Understanding false positives in reporter gene assays: In silico chemogenomics approaches to prioritize cell-based HTS data

Crisman TJ, Parker CN, Jenkins JL, Scheiber J, Thoma M, Kang ZB, Kim R, Bender A, Nettles JH, Davies JW, Glick M
Journal of Chemical Information and Modeling - vol. 47 1319-1327 (2007)

Journal of Chemical Information and Modeling

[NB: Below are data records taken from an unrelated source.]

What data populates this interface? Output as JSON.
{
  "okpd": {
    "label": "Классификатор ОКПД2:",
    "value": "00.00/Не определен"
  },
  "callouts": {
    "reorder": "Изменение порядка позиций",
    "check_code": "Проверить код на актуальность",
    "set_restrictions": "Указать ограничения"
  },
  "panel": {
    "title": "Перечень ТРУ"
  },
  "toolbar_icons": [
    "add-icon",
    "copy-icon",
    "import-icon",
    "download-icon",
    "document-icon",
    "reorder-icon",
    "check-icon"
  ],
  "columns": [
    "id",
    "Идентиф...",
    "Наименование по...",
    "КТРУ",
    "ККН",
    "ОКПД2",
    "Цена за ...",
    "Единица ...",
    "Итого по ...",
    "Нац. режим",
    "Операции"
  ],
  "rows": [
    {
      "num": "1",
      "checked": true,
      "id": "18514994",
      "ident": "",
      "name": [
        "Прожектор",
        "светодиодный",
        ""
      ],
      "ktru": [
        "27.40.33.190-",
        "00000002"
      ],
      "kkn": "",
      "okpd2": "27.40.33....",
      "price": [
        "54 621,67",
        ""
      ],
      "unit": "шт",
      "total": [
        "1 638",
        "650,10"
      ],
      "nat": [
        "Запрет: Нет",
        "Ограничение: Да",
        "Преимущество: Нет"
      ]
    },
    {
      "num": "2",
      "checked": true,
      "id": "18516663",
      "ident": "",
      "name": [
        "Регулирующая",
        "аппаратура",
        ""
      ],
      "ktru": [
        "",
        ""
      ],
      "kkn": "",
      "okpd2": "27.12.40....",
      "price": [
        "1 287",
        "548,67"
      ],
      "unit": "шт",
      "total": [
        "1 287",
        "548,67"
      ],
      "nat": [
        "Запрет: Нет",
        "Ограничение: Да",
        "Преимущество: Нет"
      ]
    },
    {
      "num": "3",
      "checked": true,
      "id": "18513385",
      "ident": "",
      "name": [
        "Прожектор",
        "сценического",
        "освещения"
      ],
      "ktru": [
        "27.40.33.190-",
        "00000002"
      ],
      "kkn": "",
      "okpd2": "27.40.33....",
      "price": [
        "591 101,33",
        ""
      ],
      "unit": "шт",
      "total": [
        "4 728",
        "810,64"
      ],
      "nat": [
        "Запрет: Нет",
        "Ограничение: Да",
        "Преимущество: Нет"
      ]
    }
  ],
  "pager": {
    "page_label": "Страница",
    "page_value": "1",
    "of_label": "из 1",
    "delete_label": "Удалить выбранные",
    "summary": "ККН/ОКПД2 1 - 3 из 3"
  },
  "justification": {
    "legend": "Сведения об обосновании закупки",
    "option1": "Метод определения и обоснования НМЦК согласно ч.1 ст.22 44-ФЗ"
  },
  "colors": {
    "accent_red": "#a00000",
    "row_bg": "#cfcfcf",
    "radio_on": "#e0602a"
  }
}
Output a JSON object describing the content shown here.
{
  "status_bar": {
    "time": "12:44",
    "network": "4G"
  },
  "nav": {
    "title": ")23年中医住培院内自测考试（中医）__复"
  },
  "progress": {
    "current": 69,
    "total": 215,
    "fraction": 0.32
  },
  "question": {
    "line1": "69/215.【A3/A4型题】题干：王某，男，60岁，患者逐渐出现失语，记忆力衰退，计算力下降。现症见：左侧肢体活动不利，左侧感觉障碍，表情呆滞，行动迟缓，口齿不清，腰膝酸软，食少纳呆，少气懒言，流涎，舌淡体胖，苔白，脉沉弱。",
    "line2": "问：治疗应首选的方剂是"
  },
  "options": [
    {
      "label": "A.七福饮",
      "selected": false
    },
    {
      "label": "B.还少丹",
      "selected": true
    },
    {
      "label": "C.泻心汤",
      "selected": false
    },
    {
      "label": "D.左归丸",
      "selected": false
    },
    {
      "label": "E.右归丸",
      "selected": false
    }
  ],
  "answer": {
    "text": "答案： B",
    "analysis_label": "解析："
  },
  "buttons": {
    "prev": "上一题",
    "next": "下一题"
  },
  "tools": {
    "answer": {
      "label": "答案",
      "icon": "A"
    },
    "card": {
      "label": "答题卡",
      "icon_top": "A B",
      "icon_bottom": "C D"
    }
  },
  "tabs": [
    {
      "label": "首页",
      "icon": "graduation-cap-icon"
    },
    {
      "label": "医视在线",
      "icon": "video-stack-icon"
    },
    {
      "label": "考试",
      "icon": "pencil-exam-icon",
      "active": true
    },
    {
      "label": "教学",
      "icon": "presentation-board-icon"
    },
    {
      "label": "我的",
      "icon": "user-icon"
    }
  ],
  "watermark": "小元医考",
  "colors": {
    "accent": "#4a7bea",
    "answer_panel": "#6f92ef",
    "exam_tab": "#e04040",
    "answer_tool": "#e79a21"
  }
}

High throughput screening (HTS) data is often noisy, containing both false positives and negatives. Thus, careful triaging and prioritization of the primary hit list can save time and money by identifying potential false positives before incurring the expense of followup. Of particular concern are cell-based reporter gene assays (RGAs) where the number of hits may be prohibitively high to be scrutinized manually for weeding out erroneous data. Based on statistical models built from chemical structures of 650 000 compounds tested in RGAs, we created « frequent hitter » models that make it possible to prioritize potential false positives. Furthermore, we followed up the frequent hitter evaluation with chemical structure based in silico target predictions to hypothesize a mechanism for the observed « off target » response. It was observed that the predicted cellular targets for the frequent hitters were known to be associated with undesirable effects such as cytotoxicity. More specifically, the most frequently predicted targets relate to apoptosis and cell differentiation, including kinases, topoisomerases, and protein phosphatases. The mechanism-based frequent hitter hypothesis was tested using 160 additional druglike compounds predicted by the model to be nonspecific actives in RGAs. This validation was successful (showing a 50% hit rate compared to a normal hit rate as low as 2%), and it demonstrates the power of computational models toward understanding complex relations between chemical structure and biological function.